— Description of the task —
If a line below holds the word "Unassigned", count it; then say how many such lines there are and nothing else.

— Saved entries —

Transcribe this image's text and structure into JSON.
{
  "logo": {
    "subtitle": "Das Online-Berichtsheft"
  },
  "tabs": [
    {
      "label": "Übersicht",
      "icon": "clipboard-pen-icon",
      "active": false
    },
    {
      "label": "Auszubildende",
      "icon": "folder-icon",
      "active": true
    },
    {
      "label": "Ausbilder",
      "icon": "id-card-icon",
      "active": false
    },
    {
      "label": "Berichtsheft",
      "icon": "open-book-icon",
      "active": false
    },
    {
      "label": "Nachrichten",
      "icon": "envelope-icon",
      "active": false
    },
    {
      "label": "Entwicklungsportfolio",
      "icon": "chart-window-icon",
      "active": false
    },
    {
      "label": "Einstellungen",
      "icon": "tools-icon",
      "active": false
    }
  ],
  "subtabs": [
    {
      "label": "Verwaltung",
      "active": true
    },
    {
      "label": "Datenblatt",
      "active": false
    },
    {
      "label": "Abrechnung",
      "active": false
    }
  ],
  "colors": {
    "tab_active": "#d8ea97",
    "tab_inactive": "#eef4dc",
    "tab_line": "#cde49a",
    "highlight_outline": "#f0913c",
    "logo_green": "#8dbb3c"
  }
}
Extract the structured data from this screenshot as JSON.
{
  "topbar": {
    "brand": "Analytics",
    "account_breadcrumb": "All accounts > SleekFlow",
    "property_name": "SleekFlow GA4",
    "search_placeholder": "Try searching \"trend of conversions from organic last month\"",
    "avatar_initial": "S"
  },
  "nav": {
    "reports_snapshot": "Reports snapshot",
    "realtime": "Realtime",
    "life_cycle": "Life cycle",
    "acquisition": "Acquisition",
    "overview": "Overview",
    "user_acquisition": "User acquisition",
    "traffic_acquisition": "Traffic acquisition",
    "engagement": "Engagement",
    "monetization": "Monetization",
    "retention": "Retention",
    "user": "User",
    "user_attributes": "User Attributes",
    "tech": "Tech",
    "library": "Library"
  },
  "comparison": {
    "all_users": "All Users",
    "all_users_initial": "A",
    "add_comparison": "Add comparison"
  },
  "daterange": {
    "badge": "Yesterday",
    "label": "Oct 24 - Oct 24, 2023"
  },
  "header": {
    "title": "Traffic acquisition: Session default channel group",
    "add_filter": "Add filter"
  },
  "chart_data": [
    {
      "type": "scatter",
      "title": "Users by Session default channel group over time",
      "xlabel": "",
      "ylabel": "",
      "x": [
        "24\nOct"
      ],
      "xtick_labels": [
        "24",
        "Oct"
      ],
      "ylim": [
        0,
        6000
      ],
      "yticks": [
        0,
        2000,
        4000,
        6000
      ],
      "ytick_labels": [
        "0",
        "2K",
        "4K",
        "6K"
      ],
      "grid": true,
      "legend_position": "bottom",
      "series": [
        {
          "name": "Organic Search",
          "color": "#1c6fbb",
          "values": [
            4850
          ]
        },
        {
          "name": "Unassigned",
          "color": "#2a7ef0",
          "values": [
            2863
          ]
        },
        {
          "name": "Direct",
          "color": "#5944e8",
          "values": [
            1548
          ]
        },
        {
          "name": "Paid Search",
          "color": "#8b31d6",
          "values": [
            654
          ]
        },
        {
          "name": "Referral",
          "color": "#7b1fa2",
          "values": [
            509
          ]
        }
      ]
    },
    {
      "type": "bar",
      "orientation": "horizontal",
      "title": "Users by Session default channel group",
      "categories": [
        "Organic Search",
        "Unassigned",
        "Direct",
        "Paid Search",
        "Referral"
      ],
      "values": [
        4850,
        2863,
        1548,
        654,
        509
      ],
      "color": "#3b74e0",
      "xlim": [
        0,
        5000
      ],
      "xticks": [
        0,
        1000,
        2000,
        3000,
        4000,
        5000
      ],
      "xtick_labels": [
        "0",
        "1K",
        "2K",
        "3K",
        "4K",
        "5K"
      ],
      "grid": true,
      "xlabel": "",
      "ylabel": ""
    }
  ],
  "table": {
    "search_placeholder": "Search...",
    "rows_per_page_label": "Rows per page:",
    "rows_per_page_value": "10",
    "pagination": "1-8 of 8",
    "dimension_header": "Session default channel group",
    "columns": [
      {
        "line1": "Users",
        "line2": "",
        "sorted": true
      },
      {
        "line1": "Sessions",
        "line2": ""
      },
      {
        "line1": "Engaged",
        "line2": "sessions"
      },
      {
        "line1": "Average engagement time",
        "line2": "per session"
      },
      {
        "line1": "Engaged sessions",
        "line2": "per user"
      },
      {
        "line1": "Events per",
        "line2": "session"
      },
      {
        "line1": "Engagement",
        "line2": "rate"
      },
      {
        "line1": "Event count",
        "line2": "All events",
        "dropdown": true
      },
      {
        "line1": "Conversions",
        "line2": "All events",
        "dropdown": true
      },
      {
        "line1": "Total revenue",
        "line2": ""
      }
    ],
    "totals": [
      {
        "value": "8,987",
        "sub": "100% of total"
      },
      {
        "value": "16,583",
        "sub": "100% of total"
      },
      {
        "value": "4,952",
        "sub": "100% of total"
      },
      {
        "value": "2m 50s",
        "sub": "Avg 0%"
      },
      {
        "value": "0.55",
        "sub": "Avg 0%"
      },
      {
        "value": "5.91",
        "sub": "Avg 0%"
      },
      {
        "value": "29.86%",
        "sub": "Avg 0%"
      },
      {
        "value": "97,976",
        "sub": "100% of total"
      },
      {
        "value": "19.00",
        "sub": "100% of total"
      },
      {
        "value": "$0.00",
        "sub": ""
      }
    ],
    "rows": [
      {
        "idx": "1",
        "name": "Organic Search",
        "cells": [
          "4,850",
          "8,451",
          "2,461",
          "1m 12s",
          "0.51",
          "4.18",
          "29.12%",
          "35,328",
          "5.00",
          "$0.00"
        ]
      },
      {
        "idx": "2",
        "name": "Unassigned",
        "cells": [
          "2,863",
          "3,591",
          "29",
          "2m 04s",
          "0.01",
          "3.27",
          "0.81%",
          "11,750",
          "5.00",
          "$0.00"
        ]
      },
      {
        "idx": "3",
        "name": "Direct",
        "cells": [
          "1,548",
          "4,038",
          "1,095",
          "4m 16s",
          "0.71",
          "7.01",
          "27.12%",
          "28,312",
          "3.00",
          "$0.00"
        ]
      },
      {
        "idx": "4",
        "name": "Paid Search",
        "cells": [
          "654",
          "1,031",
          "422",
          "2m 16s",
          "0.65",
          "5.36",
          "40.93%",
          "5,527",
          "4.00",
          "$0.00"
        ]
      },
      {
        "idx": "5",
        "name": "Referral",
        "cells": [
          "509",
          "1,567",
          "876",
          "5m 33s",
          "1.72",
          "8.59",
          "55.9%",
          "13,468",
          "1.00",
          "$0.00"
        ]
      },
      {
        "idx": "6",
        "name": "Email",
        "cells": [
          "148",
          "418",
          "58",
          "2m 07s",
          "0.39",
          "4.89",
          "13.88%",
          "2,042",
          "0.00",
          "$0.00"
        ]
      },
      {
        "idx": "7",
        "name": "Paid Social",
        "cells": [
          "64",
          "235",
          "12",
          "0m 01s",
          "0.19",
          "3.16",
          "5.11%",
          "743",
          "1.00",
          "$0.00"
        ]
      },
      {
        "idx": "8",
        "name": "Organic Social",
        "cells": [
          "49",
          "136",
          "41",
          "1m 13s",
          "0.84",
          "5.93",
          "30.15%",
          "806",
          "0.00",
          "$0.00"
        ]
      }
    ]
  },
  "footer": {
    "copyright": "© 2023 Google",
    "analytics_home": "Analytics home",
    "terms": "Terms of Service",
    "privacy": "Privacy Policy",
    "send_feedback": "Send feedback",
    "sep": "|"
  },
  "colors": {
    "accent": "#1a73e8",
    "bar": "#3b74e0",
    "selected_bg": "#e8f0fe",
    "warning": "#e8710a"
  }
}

— Answer to this task —
3